* TASK GOAL: Say, as a bare number, how many lines of the listing hold "optional".

○ ○ ○ ○ ○ ○ ○

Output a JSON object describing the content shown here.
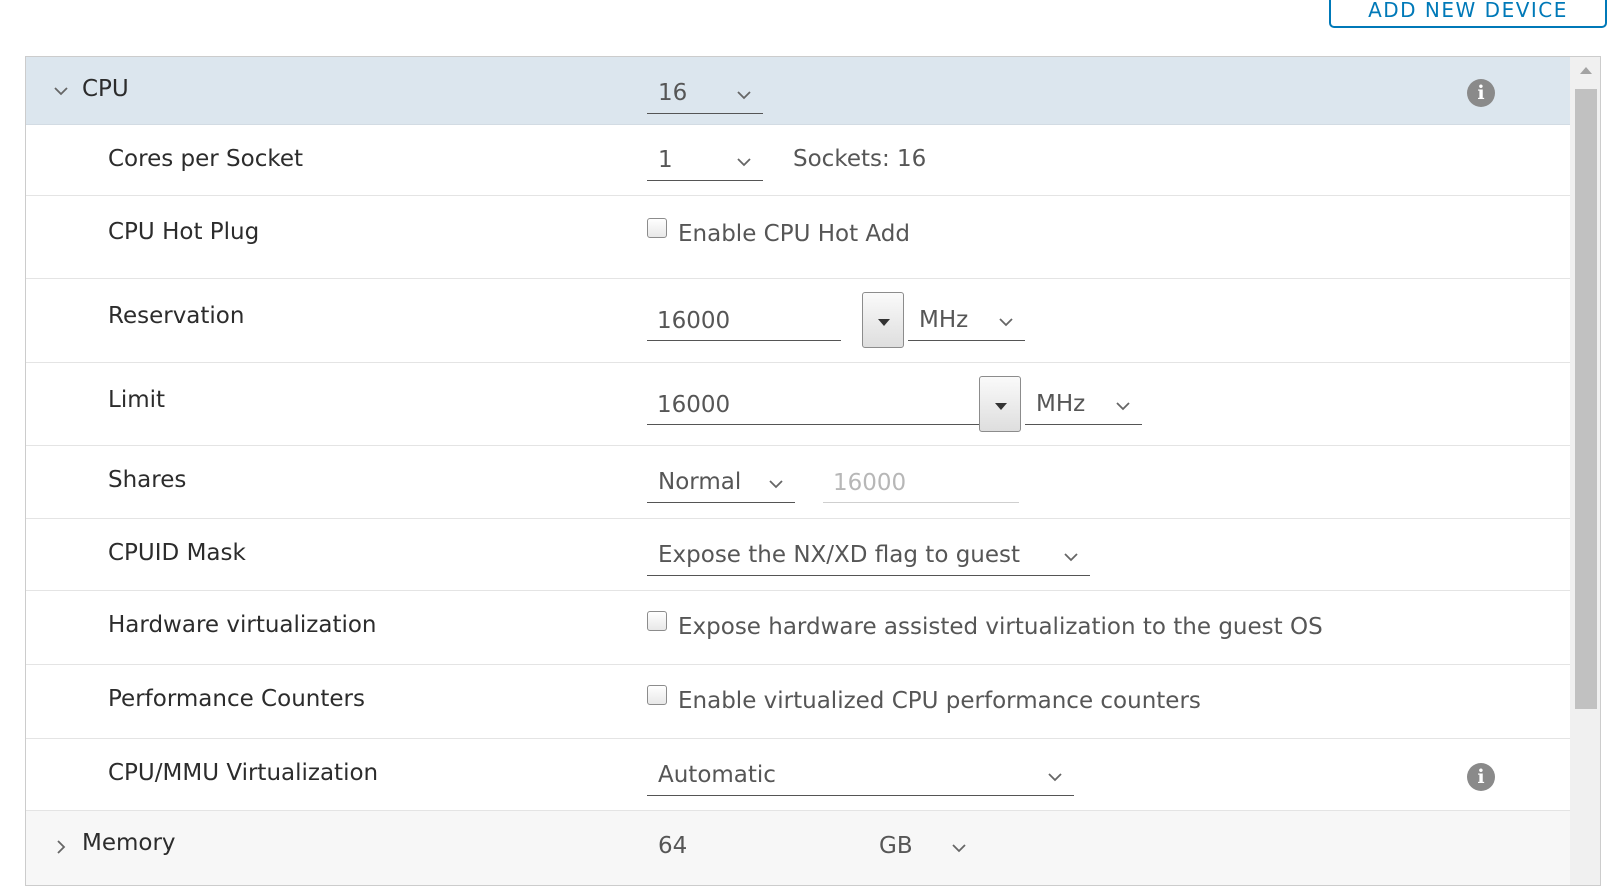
{
  "toolbar": {
    "add_device_label": "ADD NEW DEVICE"
  },
  "cpu": {
    "label": "CPU",
    "count": "16",
    "cores_per_socket": {
      "label": "Cores per Socket",
      "value": "1",
      "sockets_text": "Sockets: 16"
    },
    "hot_plug": {
      "label": "CPU Hot Plug",
      "checkbox_label": "Enable CPU Hot Add"
    },
    "reservation": {
      "label": "Reservation",
      "value": "16000",
      "unit": "MHz"
    },
    "limit": {
      "label": "Limit",
      "value": "16000",
      "unit": "MHz"
    },
    "shares": {
      "label": "Shares",
      "level": "Normal",
      "value": "16000"
    },
    "cpuid_mask": {
      "label": "CPUID Mask",
      "value": "Expose the NX/XD flag to guest"
    },
    "hw_virtualization": {
      "label": "Hardware virtualization",
      "checkbox_label": "Expose hardware assisted virtualization to the guest OS"
    },
    "perf_counters": {
      "label": "Performance Counters",
      "checkbox_label": "Enable virtualized CPU performance counters"
    },
    "mmu_virtualization": {
      "label": "CPU/MMU Virtualization",
      "value": "Automatic"
    }
  },
  "memory": {
    "label": "Memory",
    "value": "64",
    "unit": "GB"
  },
  "icons": {
    "info": "i"
  }
}
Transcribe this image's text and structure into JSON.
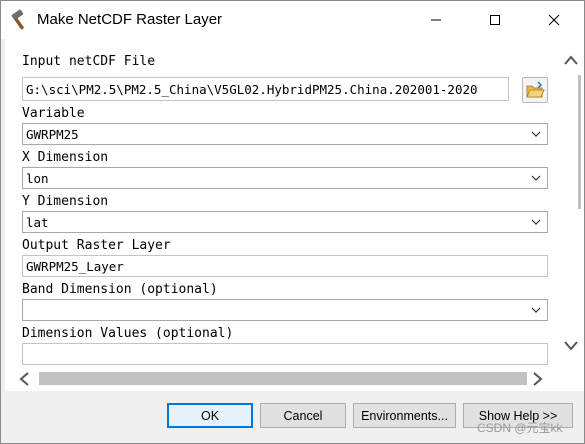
{
  "window": {
    "title": "Make NetCDF Raster Layer"
  },
  "fields": {
    "input_netcdf": {
      "label": "Input netCDF File",
      "value": "G:\\sci\\PM2.5\\PM2.5_China\\V5GL02.HybridPM25.China.202001-2020"
    },
    "variable": {
      "label": "Variable",
      "value": "GWRPM25"
    },
    "x_dimension": {
      "label": "X Dimension",
      "value": "lon"
    },
    "y_dimension": {
      "label": "Y Dimension",
      "value": "lat"
    },
    "output_raster": {
      "label": "Output Raster Layer",
      "value": "GWRPM25_Layer"
    },
    "band_dimension": {
      "label": "Band Dimension (optional)",
      "value": ""
    },
    "dimension_values": {
      "label": "Dimension Values (optional)",
      "value": ""
    }
  },
  "buttons": {
    "ok": "OK",
    "cancel": "Cancel",
    "environments": "Environments...",
    "show_help": "Show Help >>"
  },
  "watermark": "CSDN @元宝kk",
  "icons": {
    "app": "hammer-icon",
    "browse": "folder-open-icon"
  },
  "colors": {
    "focus_border": "#0078d7",
    "background": "#f0f0f0"
  }
}
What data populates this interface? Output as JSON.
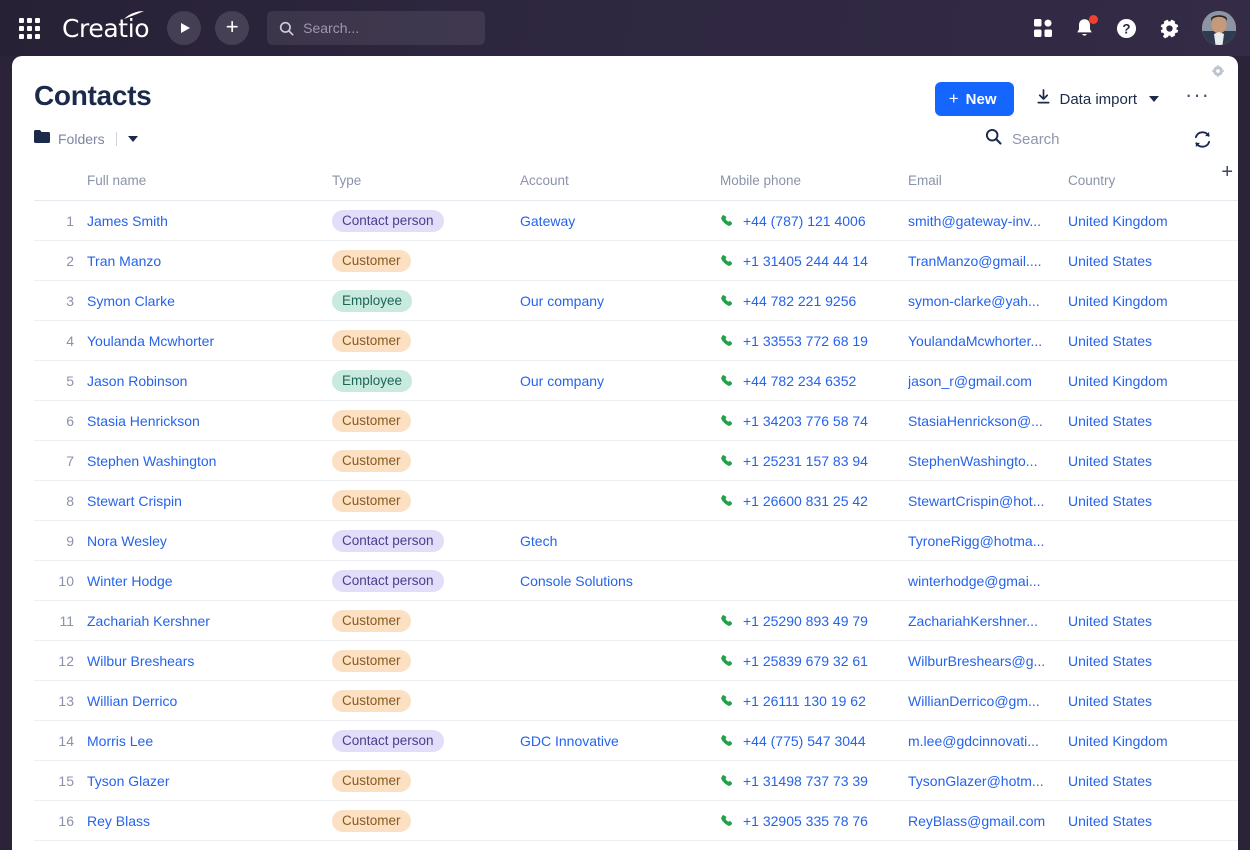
{
  "topbar": {
    "apps_icon": "apps-grid-icon",
    "brand": "Creatio",
    "play_icon": "play-icon",
    "add_icon": "plus-icon",
    "search_placeholder": "Search...",
    "search_value": "",
    "icons": [
      {
        "name": "dashboard-icon",
        "badge": false
      },
      {
        "name": "notifications-bell-icon",
        "badge": true
      },
      {
        "name": "help-icon",
        "badge": false
      },
      {
        "name": "settings-gear-icon",
        "badge": false
      }
    ],
    "avatar_name": "user-avatar"
  },
  "page": {
    "title": "Contacts",
    "new_button": "New",
    "new_plus": "+",
    "data_import": "Data import",
    "more_menu": "···",
    "card_settings_icon": "gear-icon"
  },
  "toolbar": {
    "folders_label": "Folders",
    "search_placeholder": "Search",
    "search_value": "",
    "refresh_icon": "refresh-icon",
    "add_column_icon": "plus-icon",
    "column_menu_icon": "vertical-dots-icon"
  },
  "table": {
    "columns": [
      "Full name",
      "Type",
      "Account",
      "Mobile phone",
      "Email",
      "Country"
    ],
    "rows": [
      {
        "n": "1",
        "name": "James Smith",
        "type": "Contact person",
        "type_class": "contact",
        "account": "Gateway",
        "phone": "+44 (787) 121 4006",
        "email": "smith@gateway-inv...",
        "country": "United Kingdom"
      },
      {
        "n": "2",
        "name": "Tran Manzo",
        "type": "Customer",
        "type_class": "customer",
        "account": "",
        "phone": "+1 31405 244 44 14",
        "email": "TranManzo@gmail....",
        "country": "United States"
      },
      {
        "n": "3",
        "name": "Symon Clarke",
        "type": "Employee",
        "type_class": "employee",
        "account": "Our company",
        "phone": "+44 782 221 9256",
        "email": "symon-clarke@yah...",
        "country": "United Kingdom"
      },
      {
        "n": "4",
        "name": "Youlanda Mcwhorter",
        "type": "Customer",
        "type_class": "customer",
        "account": "",
        "phone": "+1 33553 772 68 19",
        "email": "YoulandaMcwhorter...",
        "country": "United States"
      },
      {
        "n": "5",
        "name": "Jason Robinson",
        "type": "Employee",
        "type_class": "employee",
        "account": "Our company",
        "phone": "+44 782 234 6352",
        "email": "jason_r@gmail.com",
        "country": "United Kingdom"
      },
      {
        "n": "6",
        "name": "Stasia Henrickson",
        "type": "Customer",
        "type_class": "customer",
        "account": "",
        "phone": "+1 34203 776 58 74",
        "email": "StasiaHenrickson@...",
        "country": "United States"
      },
      {
        "n": "7",
        "name": "Stephen Washington",
        "type": "Customer",
        "type_class": "customer",
        "account": "",
        "phone": "+1 25231 157 83 94",
        "email": "StephenWashingto...",
        "country": "United States"
      },
      {
        "n": "8",
        "name": "Stewart Crispin",
        "type": "Customer",
        "type_class": "customer",
        "account": "",
        "phone": "+1 26600 831 25 42",
        "email": "StewartCrispin@hot...",
        "country": "United States"
      },
      {
        "n": "9",
        "name": "Nora Wesley",
        "type": "Contact person",
        "type_class": "contact",
        "account": "Gtech",
        "phone": "",
        "email": "TyroneRigg@hotma...",
        "country": ""
      },
      {
        "n": "10",
        "name": "Winter Hodge",
        "type": "Contact person",
        "type_class": "contact",
        "account": "Console Solutions",
        "phone": "",
        "email": "winterhodge@gmai...",
        "country": ""
      },
      {
        "n": "11",
        "name": "Zachariah Kershner",
        "type": "Customer",
        "type_class": "customer",
        "account": "",
        "phone": "+1 25290 893 49 79",
        "email": "ZachariahKershner...",
        "country": "United States"
      },
      {
        "n": "12",
        "name": "Wilbur Breshears",
        "type": "Customer",
        "type_class": "customer",
        "account": "",
        "phone": "+1 25839 679 32 61",
        "email": "WilburBreshears@g...",
        "country": "United States"
      },
      {
        "n": "13",
        "name": "Willian Derrico",
        "type": "Customer",
        "type_class": "customer",
        "account": "",
        "phone": "+1 26111 130 19 62",
        "email": "WillianDerrico@gm...",
        "country": "United States"
      },
      {
        "n": "14",
        "name": "Morris Lee",
        "type": "Contact person",
        "type_class": "contact",
        "account": "GDC Innovative",
        "phone": "+44 (775) 547 3044",
        "email": "m.lee@gdcinnovati...",
        "country": "United Kingdom"
      },
      {
        "n": "15",
        "name": "Tyson Glazer",
        "type": "Customer",
        "type_class": "customer",
        "account": "",
        "phone": "+1 31498 737 73 39",
        "email": "TysonGlazer@hotm...",
        "country": "United States"
      },
      {
        "n": "16",
        "name": "Rey Blass",
        "type": "Customer",
        "type_class": "customer",
        "account": "",
        "phone": "+1 32905 335 78 76",
        "email": "ReyBlass@gmail.com",
        "country": "United States"
      }
    ]
  },
  "colors": {
    "accent_blue": "#1565ff",
    "link_blue": "#2563eb",
    "title_navy": "#1b2a4b",
    "header_bg": "#2e2740",
    "phone_green": "#24a148",
    "badge_red": "#f1402d",
    "pill_contact_bg": "#e2ddf9",
    "pill_customer_bg": "#fbe0c4",
    "pill_employee_bg": "#c8eadf"
  }
}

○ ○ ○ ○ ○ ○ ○

* EXERCISE ANSWER: 2